Knowledge of Thrombolytic Therapy Amongst Hospital Staff
Preliminary Results and Treatment Implications
Background and Purpose—In-hospital stroke is associated with slower access to thrombolysis than community-occurring stroke. It has been suggested that lack of knowledge regarding appropriate stroke response among hospital staff may contribute to delays in referral, assessment, and treatment of in-hospital stroke.
Method—A survey was conducted among hospital ward staff members using the Stroke Awareness Questionnaire, which was adapted for use among hospital staff to assess their knowledge of stroke symptoms, acute treatments, and hospital protocols for treatment of stroke.
Results—Ninety-six staff members were interviewed, 81% of whom were clinical staff (medical, nursing, allied health professionals). Ninety-two percent of staff could name ≥3 stroke symptoms. Only 49% of staff were aware of thrombolysis treatment, and only 48% could identify the time window for thrombolysis administration, with staff from stroke-related specialties likely to name thrombolysis as an acute treatment for stroke (71%; odds ratio =3.36, 95% confidence interval 1.17–9.61) and identify the correct treatment window (71%; odds ratio =3.55, 95% confidence interval 1.24–10.16). Only 52% of staff on general wards were aware of an in-hospital stroke protocol.

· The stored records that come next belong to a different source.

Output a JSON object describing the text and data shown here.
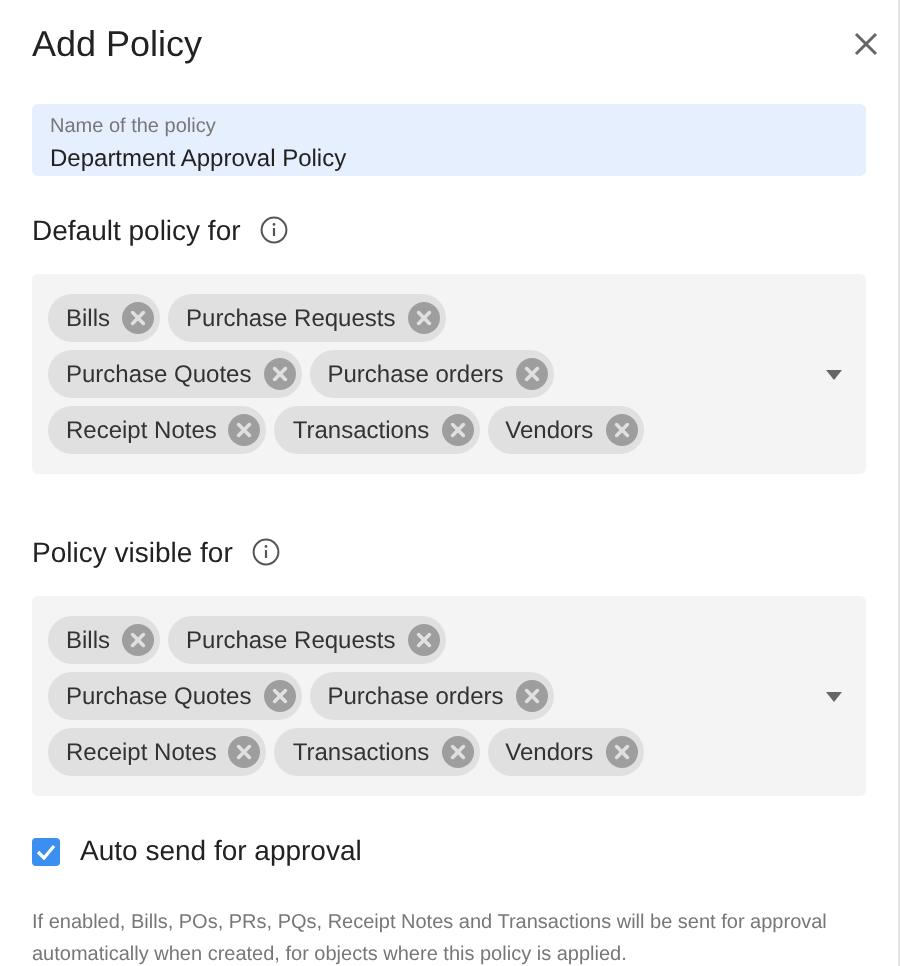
{
  "title": "Add Policy",
  "name_field": {
    "label": "Name of the policy",
    "value": "Department Approval Policy"
  },
  "sections": [
    {
      "label": "Default policy for",
      "chips": [
        "Bills",
        "Purchase Requests",
        "Purchase Quotes",
        "Purchase orders",
        "Receipt Notes",
        "Transactions",
        "Vendors"
      ]
    },
    {
      "label": "Policy visible for",
      "chips": [
        "Bills",
        "Purchase Requests",
        "Purchase Quotes",
        "Purchase orders",
        "Receipt Notes",
        "Transactions",
        "Vendors"
      ]
    }
  ],
  "auto_send": {
    "label": "Auto send for approval",
    "checked": true
  },
  "help_text": "If enabled, Bills, POs, PRs, PQs, Receipt Notes and Transactions will be sent for approval automatically when created, for objects where this policy is applied."
}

Conclusions—Hospital staff had adequate knowledge of stroke signs and symptoms; however, there was low awareness of thrombolysis therapy and its correct treatment time window among hospital staff. Targeted educational programmes among hospital staff regarding stroke are required to optimize acute stroke care.
- Received June 9, 2015.
- Revision received August 28, 2015.
- Accepted September 8, 2015.
- © 2015 American Heart Association, Inc.